Stocks: the anatomy of a great trade

When a company goes public, it sells stocks to raise money. A stock is a unit of ownership in a company. When you buy a stock, you become a partial owner of the company. Each stock represents a tiny part of the company. If a firm has 1,000 shares of stock and each share is worth $100, it is worth $100,000.


If you own one share of that company’s stock, you control 1/1000th of the entire business. Buying stocks is one way that people can invest money. When you buy stocks, you are buying part-ownership of a company, and you hope that the value of your stocks will go up over time so you can sell the stocks for more money than you paid for them.

How to trade stocks

When investors want to buy or sell a stock, they place an order with their broker. The order is then sent to the stock exchange, where the trade is executed. The exchange floor is where people and computers match up buy and sell orders.


The people who work on the exchange floor are called market makers because they make a market for the stocks that trade on their exchange. A market maker is always ready to buy or sell a stock at a set price. When someone wants to buy a stock from a market maker, they pay the asking price. When someone wants to sell a stock to a market maker, they receive the bid price.

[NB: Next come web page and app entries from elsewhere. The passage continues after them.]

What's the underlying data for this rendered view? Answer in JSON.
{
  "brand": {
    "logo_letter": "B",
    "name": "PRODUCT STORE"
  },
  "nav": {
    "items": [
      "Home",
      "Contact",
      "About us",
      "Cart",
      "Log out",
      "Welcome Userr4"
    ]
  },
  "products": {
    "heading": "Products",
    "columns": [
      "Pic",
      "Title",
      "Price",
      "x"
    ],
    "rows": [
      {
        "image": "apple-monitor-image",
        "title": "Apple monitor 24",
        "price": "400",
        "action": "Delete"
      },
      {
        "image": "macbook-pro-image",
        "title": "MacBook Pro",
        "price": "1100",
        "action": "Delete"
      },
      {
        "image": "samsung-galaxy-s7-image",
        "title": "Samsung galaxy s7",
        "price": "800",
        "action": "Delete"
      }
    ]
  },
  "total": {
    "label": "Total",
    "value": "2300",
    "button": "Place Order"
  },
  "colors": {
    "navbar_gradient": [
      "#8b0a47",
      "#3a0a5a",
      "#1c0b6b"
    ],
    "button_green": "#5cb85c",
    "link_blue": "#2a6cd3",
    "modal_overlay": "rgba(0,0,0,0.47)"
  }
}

The spread is the variation between the bid and asks prices. A narrow spread implies that the bid and ask prices are close, whereas a widespread implies a significant difference between the bid and ask prices.

Types of orders you can place when buying or selling stocks

You can place a few different orders when buying or selling stocks. The most common type of order is a market order, which means you buy or sell the stock at the current market price. A limit order means you set a specific price that you’re willing to pay for the stock or the minimum price you’re willing to accept if you’re selling. A stop order activates a market order once the stock reaches a specific price and is often used as a way to limit losses.


There are also more complex types of orders, such as trailing stop orders and bracket orders, but these are generally only used by more experienced investors. Ultimately, the type of order you choose will depend on your investment goals and strategies.

What happens when you buy or sell a stock?

Several things happen behind the scenes when you buy or sell a stock. It is critical to have a basic knowledge of the anatomy of a trade-in to comprehend how the stock market functions.


When you acquire a stock, you acquire a stake in a firm. It entitles you to vote on corporate issues and receive dividends if the firm makes them available. It would be ideal if you could locate someone willing to sell your stock to buy one. The person who sells stocks is known as a market maker.


The market maker will then match you up with another person looking to buy the same stock. This process is known as an exchange. The market maker will take a small fee for their services, known as the spread.


Once you have found a market maker and an exchange made, the trade is settled. The final step in the stock trade process is for the buyer and seller to complete their transactions. The whole process usually takes place within a few seconds.

The bottom line

When you purchase stocks, you are buying into a company’s future. You are investing your money in the hope that the company will do well in the future and that your investment will grow over time. It can be a risky proposition because there is no guarantee that any company will do well in the future, but there is also the potential for greatly compounded returns in the long term.